What happens after a response is filed?
The divorce process is rarely a quick one. The most efficient divorces occur between two people who spend their time focusing on the importance of keeping their family happy and caring for their kids rather than hurting one another. These are couples who sit down together and figure out the family finances, the assets and debts, and how they want to handle caring for their kids. They file together, they have their affairs in order, and the process is faster for them because they’re making it as simple as possible. When you decide to file on your own and serve your spouse with divorce papers, there might be a few issues.
The first step after filing is the serving of the papers. A process server finds your spouse and provides him with the papers. He has so many days to read the papers you filed to see what you’re asking for and what conditions the divorce decree comes with. He then has to file a response by the date listed on the paperwork. This response either agrees to the conditions outlined on the paperwork or disagrees with the conditions. He may file his own conditions, and the court will go over those and potentially ask that you go through mediation.
Mediation is a process in which you both sit down with a neutral third party to discuss the outlining facts regarding your case. You will be asked to come up with satisfactory agreements while you’re together, which includes discussing what you disagree with in the petition that was filed.

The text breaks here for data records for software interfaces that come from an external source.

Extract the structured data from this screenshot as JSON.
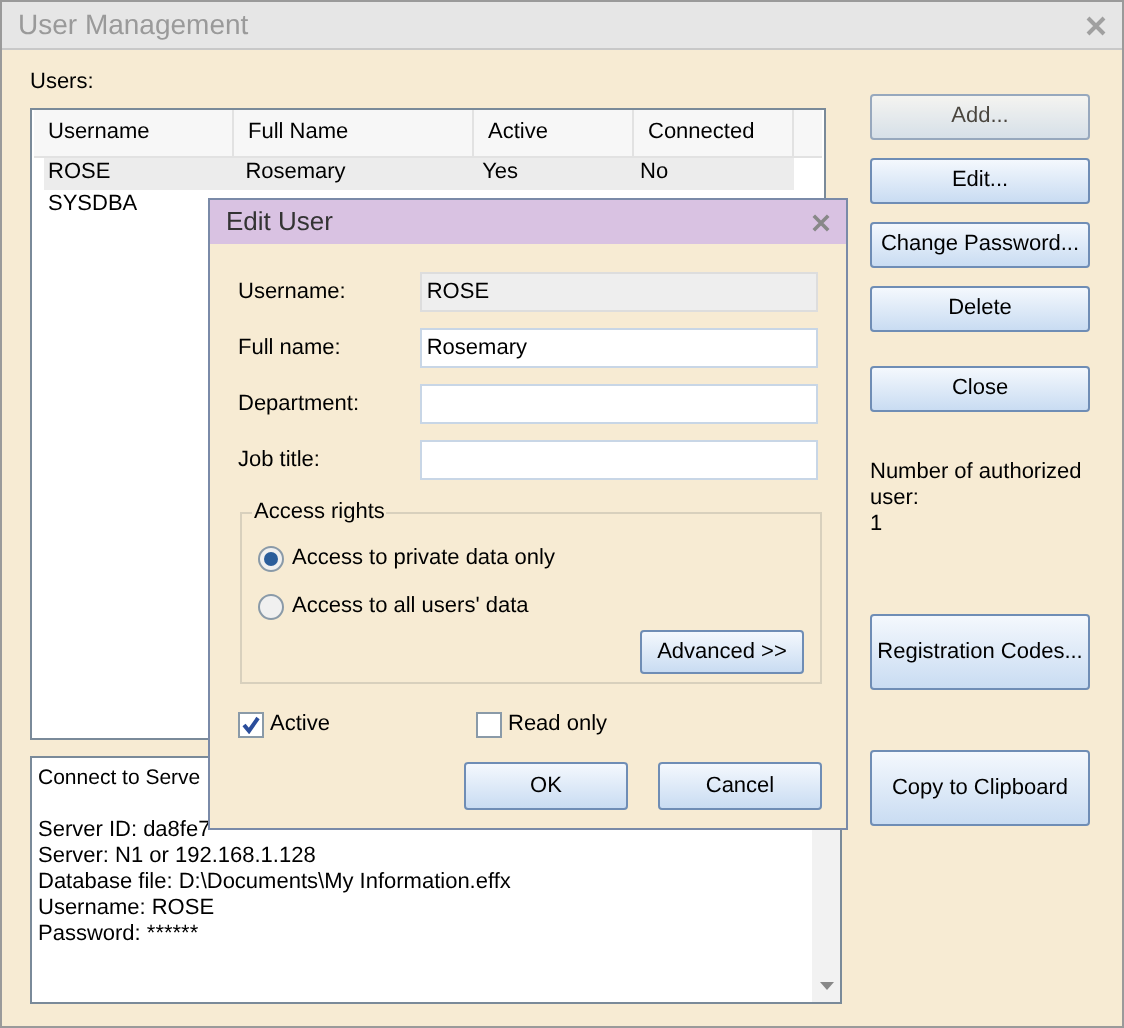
{
  "window": {
    "title": "User Management"
  },
  "users_label": "Users:",
  "table": {
    "columns": [
      "Username",
      "Full Name",
      "Active",
      "Connected"
    ],
    "rows": [
      {
        "cells": [
          "ROSE",
          "Rosemary",
          "Yes",
          "No"
        ],
        "selected": true
      },
      {
        "cells": [
          "SYSDBA"
        ],
        "selected": false
      }
    ]
  },
  "info_header": "Connect to Serve",
  "info_lines": [
    "Server ID: da8fe7",
    "Server: N1 or 192.168.1.128",
    "Database file: D:\\Documents\\My Information.effx",
    "Username: ROSE",
    "Password: ******"
  ],
  "side_buttons": [
    {
      "label": "Add...",
      "disabled": true
    },
    {
      "label": "Edit...",
      "disabled": false
    },
    {
      "label": "Change Password...",
      "disabled": false
    },
    {
      "label": "Delete",
      "disabled": false
    },
    {
      "label": "Close",
      "disabled": false
    }
  ],
  "authorized_label": "Number of authorized user:",
  "authorized_count": "1",
  "lower_buttons": [
    "Registration Codes...",
    "Copy to Clipboard"
  ],
  "dialog": {
    "title": "Edit User",
    "fields": [
      {
        "label": "Username:",
        "value": "ROSE",
        "disabled": true
      },
      {
        "label": "Full name:",
        "value": "Rosemary",
        "disabled": false
      },
      {
        "label": "Department:",
        "disabled": false
      },
      {
        "label": "Job title:",
        "disabled": false
      }
    ],
    "access_rights": {
      "title": "Access rights",
      "options": [
        {
          "label": "Access to private data only",
          "selected": true
        },
        {
          "label": "Access to all users' data",
          "selected": false
        }
      ],
      "advanced_button": "Advanced >>"
    },
    "checkboxes": [
      {
        "label": "Active",
        "checked": true
      },
      {
        "label": "Read only",
        "checked": false
      }
    ],
    "buttons": [
      "OK",
      "Cancel"
    ]
  }
}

If you can come up with a satisfactory agreement about everything you previously disagreed upon during mediation, the process of your divorce will move along much faster.
If you disagree, you might find yourselves in a court hearing in front of a judge arguing your case. This means you must stand there while the judge asks you why you want this and not that, and then he makes the decision for you based on need and evidence or anything else that’s needed to make a final decision. If you are going to disagree and end up in front of a judge, you can confidently assume you might not like the outcome of this situation. It’s far better to handle this in the mediation room or prior to filing for divorce.

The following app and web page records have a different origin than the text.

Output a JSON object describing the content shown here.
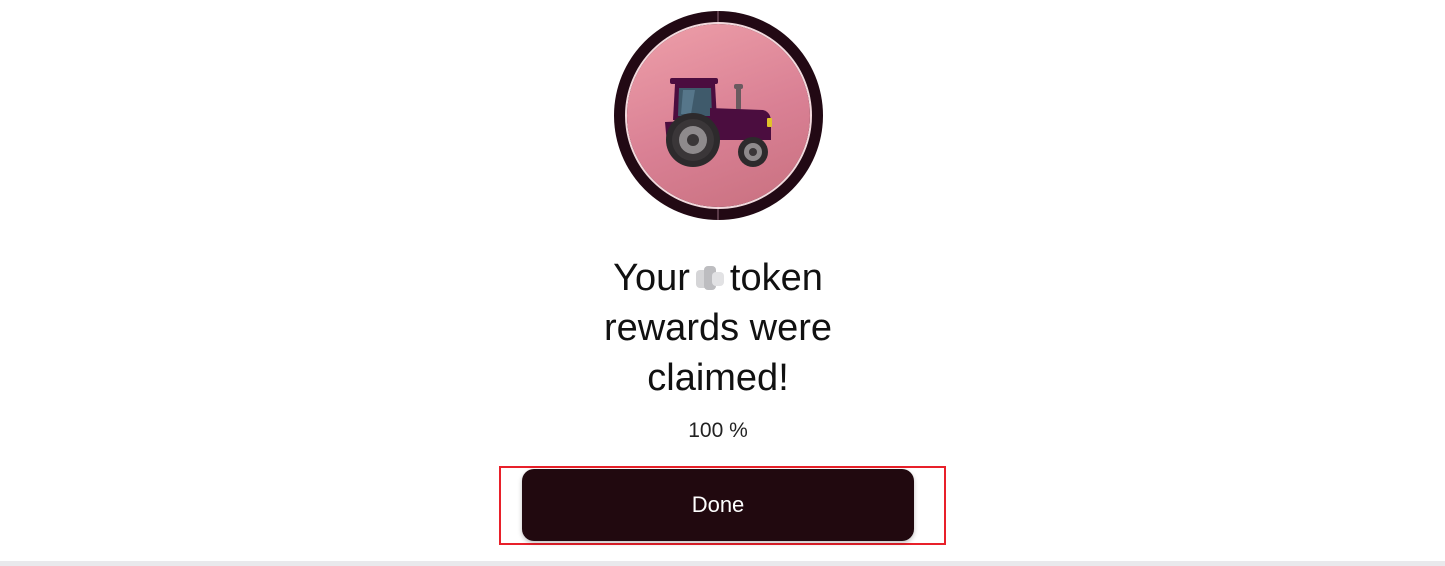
{
  "dialog": {
    "title_part1": "Your",
    "title_part2": "token",
    "title_line2": "rewards were",
    "title_line3": "claimed!",
    "progress_text": "100 %",
    "done_label": "Done"
  },
  "icons": {
    "main": "tractor-icon",
    "token": "token-icon"
  },
  "colors": {
    "ring": "#220914",
    "avatar_bg": "#e3909f",
    "button_bg": "#21090f",
    "button_text": "#ffffff",
    "highlight": "#e8202a"
  }
}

Do I need an attorney?
You are not required by law to have an attorney with you when you go through a divorce. You may represent yourself in the middle of your divorce, but an attorney can certainly make the process a bit smoother. An attorney can work with your spouse’s attorney to figure out how to divide assets and debts, child custody, and come up with an agreement for you. You aren’t required to be there with the attorneys, and things often run a bit smoother when you have an attorney do this for you.

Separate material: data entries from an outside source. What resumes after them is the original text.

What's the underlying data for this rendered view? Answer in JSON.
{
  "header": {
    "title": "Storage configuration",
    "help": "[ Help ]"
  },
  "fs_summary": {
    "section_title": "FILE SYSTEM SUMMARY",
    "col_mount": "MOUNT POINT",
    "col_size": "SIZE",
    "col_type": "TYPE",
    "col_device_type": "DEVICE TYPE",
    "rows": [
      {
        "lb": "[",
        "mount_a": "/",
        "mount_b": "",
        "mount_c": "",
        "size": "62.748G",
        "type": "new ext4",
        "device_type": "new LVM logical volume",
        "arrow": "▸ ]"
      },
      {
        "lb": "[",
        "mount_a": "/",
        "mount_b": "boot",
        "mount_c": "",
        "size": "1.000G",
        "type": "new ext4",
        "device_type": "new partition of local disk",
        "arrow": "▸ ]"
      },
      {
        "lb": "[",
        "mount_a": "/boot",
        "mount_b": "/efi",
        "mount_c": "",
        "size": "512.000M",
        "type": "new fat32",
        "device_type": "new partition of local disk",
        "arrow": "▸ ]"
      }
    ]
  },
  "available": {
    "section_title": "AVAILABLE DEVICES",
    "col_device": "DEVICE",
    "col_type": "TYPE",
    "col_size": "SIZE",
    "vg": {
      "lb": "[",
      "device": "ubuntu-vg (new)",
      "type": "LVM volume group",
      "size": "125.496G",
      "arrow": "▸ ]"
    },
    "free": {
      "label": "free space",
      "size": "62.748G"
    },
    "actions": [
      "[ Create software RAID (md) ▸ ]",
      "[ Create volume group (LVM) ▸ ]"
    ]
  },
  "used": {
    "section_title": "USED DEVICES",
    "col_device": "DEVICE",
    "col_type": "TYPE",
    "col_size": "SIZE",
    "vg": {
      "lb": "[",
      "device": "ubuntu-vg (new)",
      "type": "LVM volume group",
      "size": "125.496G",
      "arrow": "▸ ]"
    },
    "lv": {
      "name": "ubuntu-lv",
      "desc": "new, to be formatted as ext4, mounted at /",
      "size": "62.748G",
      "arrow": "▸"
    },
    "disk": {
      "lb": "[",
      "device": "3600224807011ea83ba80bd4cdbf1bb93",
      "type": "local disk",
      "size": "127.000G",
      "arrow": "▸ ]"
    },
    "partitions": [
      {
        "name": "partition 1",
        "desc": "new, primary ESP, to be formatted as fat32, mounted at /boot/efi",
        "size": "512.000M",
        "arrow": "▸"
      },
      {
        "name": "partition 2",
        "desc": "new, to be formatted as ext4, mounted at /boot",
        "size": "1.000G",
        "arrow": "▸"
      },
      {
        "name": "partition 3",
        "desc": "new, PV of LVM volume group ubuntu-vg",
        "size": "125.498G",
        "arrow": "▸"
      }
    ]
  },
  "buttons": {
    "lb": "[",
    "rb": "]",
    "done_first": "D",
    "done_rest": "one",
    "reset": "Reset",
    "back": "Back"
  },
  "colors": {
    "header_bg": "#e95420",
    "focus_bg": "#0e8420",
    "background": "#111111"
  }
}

You might even avoid a court hearing if you hire an attorney to fight for what you want in your divorce. It’s not an easy situation in which to be, but you should remember trying to hurt your spouse in the middle of a divorce by disagreeing on everything is only making things more difficult. Be honest and open, and don’t assume you’re doing the right thing fighting every point.